The papers in this volume cover three major areas of International Business: Developments in Theory, The Foreign Market Servicing Strategies of Multinational Firms and Asia-Pacific Issues. The theory section examines the internationalisation process, the role of management in international business theory, approaches to Japanese foreign direct investment and the contrast between the approach taken to international business by internalisation theorists and that of international strategic management. The choices between exporting, foreign licensing of technology and direct investment abroad are examined in Part II. The foreign market servicing decisions are examined both at the level of the firm and in aggregate at the level of an economy (the UK). The impact of these decisions on competitiveness is evaluated and the role of international joint ventures is examined for the case of the UK. The final section examines current issues in the Asia-Pacific economies. The impact of the Single European Market on Pacific Futures and Government-Business relations (Japan versus UK) are the focus of attention and the taxation implications of joint ventures in China are examined in detail.
In order for foreign direct investment to have deep and lasting positive effects on host countries, it is essential that multinational corporations have close direct and indirect interaction with local firms. A valuable addition to the emerging literature on multinational-local firm interfaces, this book provides a number of case studies from emerging economies that examine such mutually beneficial business relationships and the policy measures necessary to support them.
Direct foreign investment and the activities of multinational corporations are new dynamic elements in the international economy. This book identifies, theoretically and practically, a Japanese model of multinational business operations which has characteristics differing from the American or "anti-trade oriented" type, and casts light on important policy implications concerning direct foreign investment and multinational corporations. By developing a macroeconomic approach to direct foreign investment, instead of the prevalent explanation from the viewpoint of business administration and industrial organisation, this study adds to current knowledge of the multinational corporation. It endeavours to bridge the gap of separated treatments between international trade and foreign investment, and presents an integrated theory from the viewpoint of a dynamic reorganisation in the international division of labour. The book also includes two introductory surveys on the survey of international division of labour and foreign investment.

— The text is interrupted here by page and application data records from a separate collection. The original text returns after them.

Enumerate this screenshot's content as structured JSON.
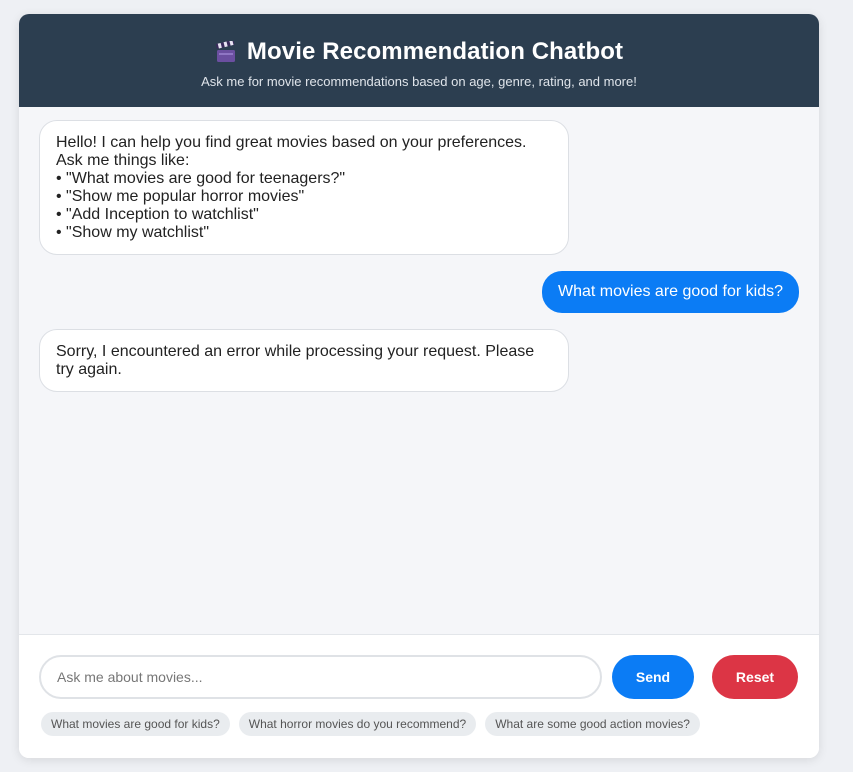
{
  "header": {
    "title": "Movie Recommendation Chatbot",
    "subtitle": "Ask me for movie recommendations based on age, genre, rating, and more!",
    "icon": "clapperboard-icon"
  },
  "messages": {
    "bot_intro": {
      "lines": [
        "Hello! I can help you find great movies based on your preferences.",
        "Ask me things like:",
        "• \"What movies are good for teenagers?\"",
        "• \"Show me popular horror movies\"",
        "• \"Add Inception to watchlist\"",
        "• \"Show my watchlist\""
      ]
    },
    "user_query": "What movies are good for kids?",
    "bot_error": "Sorry, I encountered an error while processing your request. Please try again."
  },
  "input": {
    "placeholder": "Ask me about movies...",
    "value": ""
  },
  "buttons": {
    "send": "Send",
    "reset": "Reset"
  },
  "suggestions": [
    "What movies are good for kids?",
    "What horror movies do you recommend?",
    "What are some good action movies?"
  ],
  "colors": {
    "header_bg": "#2c3e50",
    "primary": "#0b7cf5",
    "danger": "#dc3545"
  }
}
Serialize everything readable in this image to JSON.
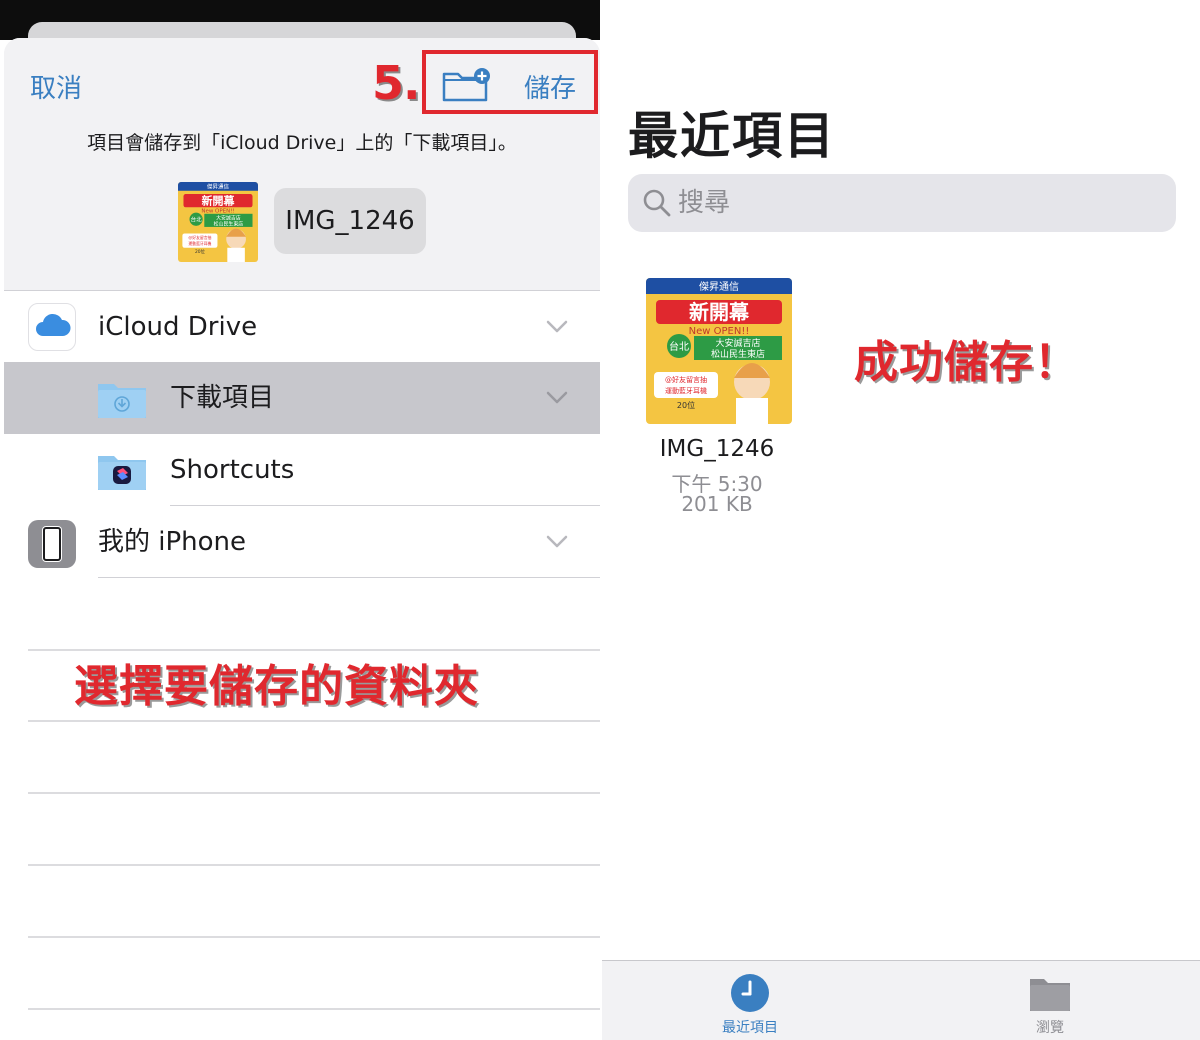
{
  "left": {
    "header": {
      "cancel_label": "取消",
      "step_label": "5.",
      "new_folder_icon": "folder-plus-icon",
      "save_label": "儲存"
    },
    "save_info": "項目會儲存到「iCloud Drive」上的「下載項目」。",
    "file": {
      "name": "IMG_1246",
      "thumbnail_icon": "image-thumbnail-icon"
    },
    "locations": [
      {
        "label": "iCloud Drive",
        "icon": "icloud-icon",
        "expanded": true
      },
      {
        "label": "下載項目",
        "icon": "download-folder-icon",
        "selected": true
      },
      {
        "label": "Shortcuts",
        "icon": "shortcuts-folder-icon"
      },
      {
        "label": "我的 iPhone",
        "icon": "iphone-icon",
        "expanded": false
      }
    ],
    "annotation": "選擇要儲存的資料夾"
  },
  "right": {
    "title": "最近項目",
    "search": {
      "placeholder": "搜尋"
    },
    "files": [
      {
        "name": "IMG_1246",
        "time": "下午 5:30",
        "size": "201 KB"
      }
    ],
    "annotation": "成功儲存！",
    "tabs": [
      {
        "label": "最近項目",
        "icon": "clock-icon",
        "active": true
      },
      {
        "label": "瀏覽",
        "icon": "folder-icon",
        "active": false
      }
    ]
  },
  "colors": {
    "accent": "#3a7fc1",
    "annotation": "#e0282e",
    "selected_row": "#c7c7cc",
    "sheet_bg": "#f2f2f4"
  },
  "thumbnail": {
    "banner": "傑昇通信",
    "headline": "新開幕",
    "subtitle": "New OPEN!!",
    "city": "台北",
    "store_1": "大安誠吉店",
    "store_2": "松山民生東店",
    "promo_1": "@好友留言抽",
    "promo_2": "運動藍牙耳機",
    "promo_3": "20位"
  }
}
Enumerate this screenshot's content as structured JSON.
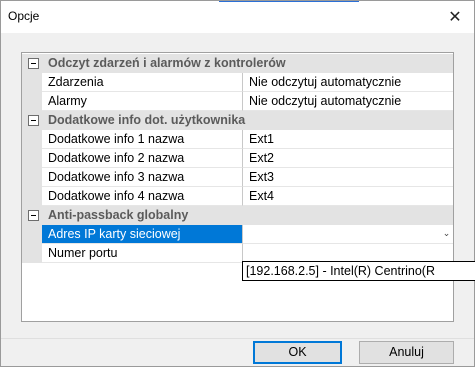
{
  "window": {
    "title": "Opcje",
    "close_glyph": "✕"
  },
  "grid": {
    "categories": [
      {
        "label": "Odczyt zdarzeń i alarmów z kontrolerów",
        "properties": [
          {
            "name": "Zdarzenia",
            "value": "Nie odczytuj automatycznie"
          },
          {
            "name": "Alarmy",
            "value": "Nie odczytuj automatycznie"
          }
        ]
      },
      {
        "label": "Dodatkowe info dot. użytkownika",
        "properties": [
          {
            "name": "Dodatkowe info 1 nazwa",
            "value": "Ext1"
          },
          {
            "name": "Dodatkowe info 2 nazwa",
            "value": "Ext2"
          },
          {
            "name": "Dodatkowe info 3 nazwa",
            "value": "Ext3"
          },
          {
            "name": "Dodatkowe info 4 nazwa",
            "value": "Ext4"
          }
        ]
      },
      {
        "label": "Anti-passback globalny",
        "properties": [
          {
            "name": "Adres IP karty sieciowej",
            "value": "",
            "selected": true
          },
          {
            "name": "Numer portu",
            "value": ""
          }
        ]
      }
    ]
  },
  "dropdown": {
    "open_option": "[192.168.2.5] - Intel(R) Centrino(R",
    "arrow_glyph": "⌄"
  },
  "buttons": {
    "ok_label": "OK",
    "cancel_label": "Anuluj"
  },
  "colors": {
    "selection": "#0078d7",
    "category_bg": "#e3e3e3",
    "category_text": "#5b5b5b"
  }
}
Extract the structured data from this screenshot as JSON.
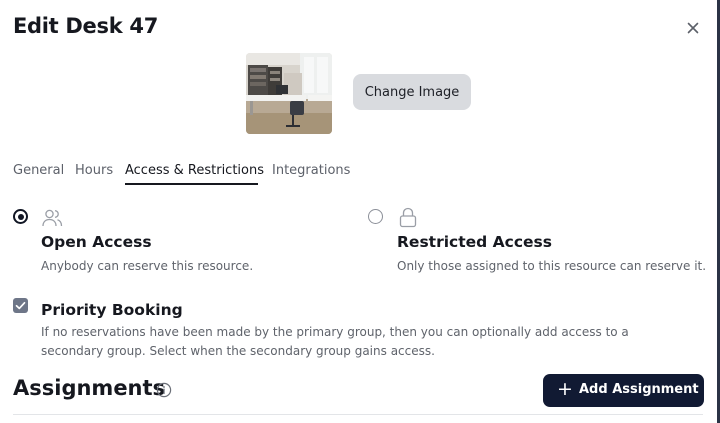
{
  "modal": {
    "title": "Edit Desk 47",
    "close_icon": "close-icon"
  },
  "image": {
    "change_label": "Change Image"
  },
  "tabs": [
    {
      "label": "General",
      "active": false
    },
    {
      "label": "Hours",
      "active": false
    },
    {
      "label": "Access & Restrictions",
      "active": true
    },
    {
      "label": "Integrations",
      "active": false
    }
  ],
  "access": {
    "open": {
      "title": "Open Access",
      "description": "Anybody can reserve this resource.",
      "selected": true,
      "icon": "users-icon"
    },
    "restricted": {
      "title": "Restricted Access",
      "description": "Only those assigned to this resource can reserve it.",
      "selected": false,
      "icon": "lock-icon"
    }
  },
  "priority_booking": {
    "title": "Priority Booking",
    "checked": true,
    "description": "If no reservations have been made by the primary group, then you can optionally add access to a secondary group. Select when the secondary group gains access."
  },
  "assignments": {
    "title": "Assignments",
    "info_icon": "info-icon",
    "add_label": "Add Assignment",
    "add_icon": "plus-icon"
  },
  "colors": {
    "primary_button": "#111a33",
    "secondary_button": "#d9dbdf",
    "text": "#16181f",
    "muted_text": "#5f636b"
  }
}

Foreign direct investment is an important issue that has attracted the attention of academic and professional economists as well as politicians and policy makers. In Foreign Direct Investment , Imad A. Moosa presents a survey of the vast body of literature and ideas relating to foreign direct investment that will be invaluable as a reference work for all these groups. He provides concise definition and analysis of the theories behind foreign direct investment, and considers factors affecting its implementation. The impact of foreign direct investment on economic development, host countries and the growth of multinationals, together with methods for evaluating foreign direct investment projects are discussed. The book is based on the experiences of and the empirical evidence pertaining to foreign direct investment in a large number of countries, and includes case studies on specific projects.